WASHINGTON (Reuters) - The U.S. lawmaker who was President Donald Trump’s pick for drug czar withdrew on Tuesday after it became public he spearheaded a bill that hurt the government’s ability to crack down on opioid makers flooding the market with the addictive painkillers.
Trump had pegged Representative Tom Marino, a Republican from Pennsylvania, to lead the Office of National Drug Control Policy, as the administration faces an epidemic of opioid overdoses that is killing tens of thousands of Americans annually. The position required Senate confirmation.
Trump wrote on Twitter: “Rep. Tom Marino has informed me that he is withdrawing his name from consideration as drug czar. Tom is a fine man and a great Congressman!”
Marino worked as a federal prosecutor under Republican former President George W. Bush, was elected to the House of Representatives in 2010 and served on Trump’s transition team after the Republican president was elected last November.
A spokeswoman for Marino said the congressman had no immediate comment.
Trump has been criticized for his response to the epidemic. He has yet to declare the epidemic a national emergency as he pledged to do on Aug. 10 following a recommendation by a presidential commission.
Asked about that at a news conference on Monday, Trump said he would make the declaration next week. That would boost funding, expand access to various forms of treatment and give the government more flexibility in taking steps to expedite action.
Nine months into his presidency, Trump has not named a chief for the Drug Enforcement Administration, currently headed by an acting administrator.
According to the U.S. Centers for Disease Control and Prevention, opioids were responsible for more than 33,000 U.S. deaths in 2015, the latest year for which data is available. Estimates show the death rate has continued rising.
The Washington Post and the CBS program “60 Minutes” published an investigation on Sunday that showed Marino had worked to weaken federal efforts to slow the flow of opioid drugs.
The legislation championed by Marino, which was passed by Congress and signed into law last year by Democratic President Barack Obama, was the product of a drug industry quest to weaken the DEA’s authority to stem the flow of painkillers to the black market.
The law made it almost impossible for the DEA to freeze suspicious narcotics shipments, according to government documents cited by the Post.
Senate Democratic leader Chuck Schumer called Marino’s withdrawal “the right decision,” but added that “the fact that he was nominated in the first place is further evidence that when it comes to the opioid crisis, the Trump administration talks the talk, but refuses to walk the walk.”
No. 2 U.S. Justice Department official Rod Rosenstein, asked about the Marino-backed law during a news conference announcing indictments against accused Chinese fentanyl traffickers, said the Trump administration will review the law.

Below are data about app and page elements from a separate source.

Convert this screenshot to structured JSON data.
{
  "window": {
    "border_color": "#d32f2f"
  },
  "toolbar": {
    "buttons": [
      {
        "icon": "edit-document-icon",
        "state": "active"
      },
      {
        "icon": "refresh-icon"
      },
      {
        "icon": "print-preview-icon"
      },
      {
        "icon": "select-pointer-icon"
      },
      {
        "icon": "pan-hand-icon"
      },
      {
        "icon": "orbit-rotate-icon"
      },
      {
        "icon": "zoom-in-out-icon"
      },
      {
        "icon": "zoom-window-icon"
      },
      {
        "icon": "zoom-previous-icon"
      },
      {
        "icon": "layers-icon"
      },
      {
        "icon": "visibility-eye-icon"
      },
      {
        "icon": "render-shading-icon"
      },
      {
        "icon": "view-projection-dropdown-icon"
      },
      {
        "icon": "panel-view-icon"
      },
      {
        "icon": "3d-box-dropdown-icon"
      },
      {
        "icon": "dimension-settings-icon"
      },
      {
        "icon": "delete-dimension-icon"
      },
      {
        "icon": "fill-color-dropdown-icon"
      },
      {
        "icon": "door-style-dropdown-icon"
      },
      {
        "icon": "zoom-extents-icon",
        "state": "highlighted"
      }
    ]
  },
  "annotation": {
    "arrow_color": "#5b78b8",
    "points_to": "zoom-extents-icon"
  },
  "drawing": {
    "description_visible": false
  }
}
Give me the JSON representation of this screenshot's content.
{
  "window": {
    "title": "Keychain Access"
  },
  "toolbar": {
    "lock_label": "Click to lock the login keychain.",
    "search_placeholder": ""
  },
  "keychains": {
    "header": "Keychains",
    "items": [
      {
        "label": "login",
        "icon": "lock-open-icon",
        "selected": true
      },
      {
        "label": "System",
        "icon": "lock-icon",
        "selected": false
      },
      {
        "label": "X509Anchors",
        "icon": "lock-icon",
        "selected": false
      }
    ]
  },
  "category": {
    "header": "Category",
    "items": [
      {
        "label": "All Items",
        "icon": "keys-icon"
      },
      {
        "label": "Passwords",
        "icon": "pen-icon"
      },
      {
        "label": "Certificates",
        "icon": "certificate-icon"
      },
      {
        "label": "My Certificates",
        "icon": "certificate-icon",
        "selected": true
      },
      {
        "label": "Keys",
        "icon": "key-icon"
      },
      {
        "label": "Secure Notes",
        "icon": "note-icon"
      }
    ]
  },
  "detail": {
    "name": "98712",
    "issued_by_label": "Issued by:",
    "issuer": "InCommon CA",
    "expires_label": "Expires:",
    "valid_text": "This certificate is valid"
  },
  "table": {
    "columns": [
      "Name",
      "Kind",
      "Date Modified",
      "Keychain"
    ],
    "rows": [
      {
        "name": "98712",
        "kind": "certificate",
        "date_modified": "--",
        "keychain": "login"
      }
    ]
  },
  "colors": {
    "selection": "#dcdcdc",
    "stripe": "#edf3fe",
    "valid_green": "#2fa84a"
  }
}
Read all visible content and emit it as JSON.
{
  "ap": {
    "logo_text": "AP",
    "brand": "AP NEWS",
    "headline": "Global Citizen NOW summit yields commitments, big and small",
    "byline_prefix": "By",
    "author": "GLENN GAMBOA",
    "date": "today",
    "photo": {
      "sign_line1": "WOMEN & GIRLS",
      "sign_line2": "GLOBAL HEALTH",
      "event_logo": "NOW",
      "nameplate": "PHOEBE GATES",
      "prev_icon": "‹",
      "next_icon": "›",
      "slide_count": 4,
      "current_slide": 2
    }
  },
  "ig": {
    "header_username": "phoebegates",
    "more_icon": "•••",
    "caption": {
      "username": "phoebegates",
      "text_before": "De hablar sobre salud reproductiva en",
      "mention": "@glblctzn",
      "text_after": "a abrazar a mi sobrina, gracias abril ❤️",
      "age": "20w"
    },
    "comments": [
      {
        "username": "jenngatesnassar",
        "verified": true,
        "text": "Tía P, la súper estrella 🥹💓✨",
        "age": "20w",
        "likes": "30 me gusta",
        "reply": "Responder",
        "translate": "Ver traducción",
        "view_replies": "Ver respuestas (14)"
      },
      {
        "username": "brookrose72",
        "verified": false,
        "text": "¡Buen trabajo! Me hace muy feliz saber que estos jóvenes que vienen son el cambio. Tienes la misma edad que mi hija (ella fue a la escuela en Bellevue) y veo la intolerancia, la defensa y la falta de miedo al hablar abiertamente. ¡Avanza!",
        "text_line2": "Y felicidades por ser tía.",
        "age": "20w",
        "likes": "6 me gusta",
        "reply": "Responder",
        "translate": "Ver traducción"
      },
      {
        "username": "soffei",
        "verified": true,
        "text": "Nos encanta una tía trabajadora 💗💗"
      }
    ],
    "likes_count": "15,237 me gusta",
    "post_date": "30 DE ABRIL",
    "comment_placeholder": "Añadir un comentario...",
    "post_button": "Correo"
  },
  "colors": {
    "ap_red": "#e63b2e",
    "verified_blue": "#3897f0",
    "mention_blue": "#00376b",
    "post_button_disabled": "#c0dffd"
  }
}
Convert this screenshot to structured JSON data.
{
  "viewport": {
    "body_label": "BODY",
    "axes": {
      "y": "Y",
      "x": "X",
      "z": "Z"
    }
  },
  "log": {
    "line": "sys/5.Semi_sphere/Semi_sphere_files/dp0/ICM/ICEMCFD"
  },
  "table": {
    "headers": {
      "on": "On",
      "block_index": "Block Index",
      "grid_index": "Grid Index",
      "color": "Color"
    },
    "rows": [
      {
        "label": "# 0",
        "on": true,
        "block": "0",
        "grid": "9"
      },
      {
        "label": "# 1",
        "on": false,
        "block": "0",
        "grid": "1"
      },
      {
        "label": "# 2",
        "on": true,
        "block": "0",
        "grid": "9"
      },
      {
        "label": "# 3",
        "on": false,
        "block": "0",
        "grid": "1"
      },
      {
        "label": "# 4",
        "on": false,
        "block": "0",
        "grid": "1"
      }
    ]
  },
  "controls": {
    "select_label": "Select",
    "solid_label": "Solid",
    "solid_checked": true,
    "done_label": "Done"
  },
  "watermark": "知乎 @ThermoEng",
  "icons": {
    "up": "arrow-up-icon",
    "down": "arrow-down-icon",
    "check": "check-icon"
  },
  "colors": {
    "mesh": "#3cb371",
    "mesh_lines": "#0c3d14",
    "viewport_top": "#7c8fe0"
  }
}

Rosenstein said he was “not prepared to answer” whether the administration will ask Congress to repeal it.
“We are going to look into these issues ... about what tools DEA has available to it. And if we conclude they don’t have the appropriate tools, then we will seek more tools,” Rosenstein said.
The Justice Department announced the indictments of two major Chinese drug traffickers on charges of illegally making and selling fentanyl, a highly addictive synthetic opioid painkiller 50 times more potent than heroin, to Americans over the internet.
The department said it charged Xiaobing Yan, 40, and Jian Zhang, 38, with conspiring to distribute large quantities of fentanyl and chemically similar drugs. It said Zhang’s actions led to four deaths.
It said these investigations revealed a new and disturbing facet of the opioid crisis, that fentanyl is being sent in highly pure shipments from factories in China directly to U.S. customers who buy it over the internet.
Trump’s opioid commission, headed by Republican New Jersey Governor Chris Christie, cited government data showing that since 1999 U.S. opioid overdoses have quadrupled, adding that nearly two-thirds of U.S. drug overdoses were linked to opioids such as heroin and the powerful painkillers Percocet, OxyContin and fentanyl.